In Network Nations, Michele Hilmes charts the transatlantic history of collaboration, competition, and exchange that has shaped the development of broadcasting in both the United States and Great Britain. It is a much-needed corrective to our own assumptions and the national preoccupations we find in other historical accounts; that is, she argues, the public service tradition in Britain and the commercial model in America are not diametrically opposed broadcasting structures but “together constitute a unified system, a powerful symbiotic machine of cultural influence that has spread long tentacles around the globe and affected the ways that culture is practiced and understood far outside the boundaries of these two nations alone” (4).
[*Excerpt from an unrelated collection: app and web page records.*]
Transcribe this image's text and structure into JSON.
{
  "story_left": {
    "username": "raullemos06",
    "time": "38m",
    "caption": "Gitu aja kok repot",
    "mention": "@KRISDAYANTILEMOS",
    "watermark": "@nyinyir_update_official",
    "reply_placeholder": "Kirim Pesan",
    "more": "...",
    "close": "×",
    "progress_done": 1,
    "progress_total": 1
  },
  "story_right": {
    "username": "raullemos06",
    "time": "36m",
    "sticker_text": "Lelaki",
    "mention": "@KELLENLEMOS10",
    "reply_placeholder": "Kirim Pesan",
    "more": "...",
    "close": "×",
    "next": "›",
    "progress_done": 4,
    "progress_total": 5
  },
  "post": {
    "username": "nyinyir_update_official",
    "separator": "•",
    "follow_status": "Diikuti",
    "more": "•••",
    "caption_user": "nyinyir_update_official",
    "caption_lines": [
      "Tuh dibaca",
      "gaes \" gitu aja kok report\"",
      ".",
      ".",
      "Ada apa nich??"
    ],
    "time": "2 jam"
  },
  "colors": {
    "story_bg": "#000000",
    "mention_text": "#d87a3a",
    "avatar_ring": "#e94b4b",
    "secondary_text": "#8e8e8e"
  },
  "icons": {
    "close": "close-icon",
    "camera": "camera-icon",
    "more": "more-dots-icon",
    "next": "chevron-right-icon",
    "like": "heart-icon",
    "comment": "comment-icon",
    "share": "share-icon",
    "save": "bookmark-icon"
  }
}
Hilmes’ intervention is a crucial one. She detaches media history from its national framework and reconceives it as the product of local, national, and transnational forces. Such a history pulls from the margins moments of resistance and admiration, adaptation and exchange to underscore how they have fundamentally shaped broadcasting practices on both sides of the Atlantic. She also repositions broadcasting at the center of national-cultural formations in both countries, a relationship she argues other theorists and historians of nationalism have given only scant attention. These objectives aren’t contradictory. Rather, they draw critical attention to the ways in which individuals and institutions have negotiated transnational influences amidst frequent collaboration and collusion.
As this excerpt testifies, the two nations drew particularly close during wartime. Both governments enlisted the airwaves to rally support for the war, and in the process of collaboration, the major networks gave birth to one of radio’s most defining genres: broadcast news. Similarly, Hilmes argues, it launched the careers of some of the countries’ most renowned newsmen, including Edward R. Murrow. As radio reporters from America converged on London to cover the war, they honed their craft alongside colleagues at the BBC. Innovations on both sides had a lasting impact on documentary form and technique—cross-fertilization was inevitable.
Insights into Murrow’s experience in London also are indicative of the book’s historiographical value. It’s the sort of rich detail only made possible from tireless hours in the archives. Yet, Hilmes intertwines stories about key people, programs, and organizations with larger concerns about economic structures, policy matters, and national politics. Thus, the excerpt not only illuminates Britain’s growing reliance on radio to draw America away from neutrality into war, but also brings to light “a high point in radio creativity never to be surpassed, with the transatlantic relationship at its heart” (140).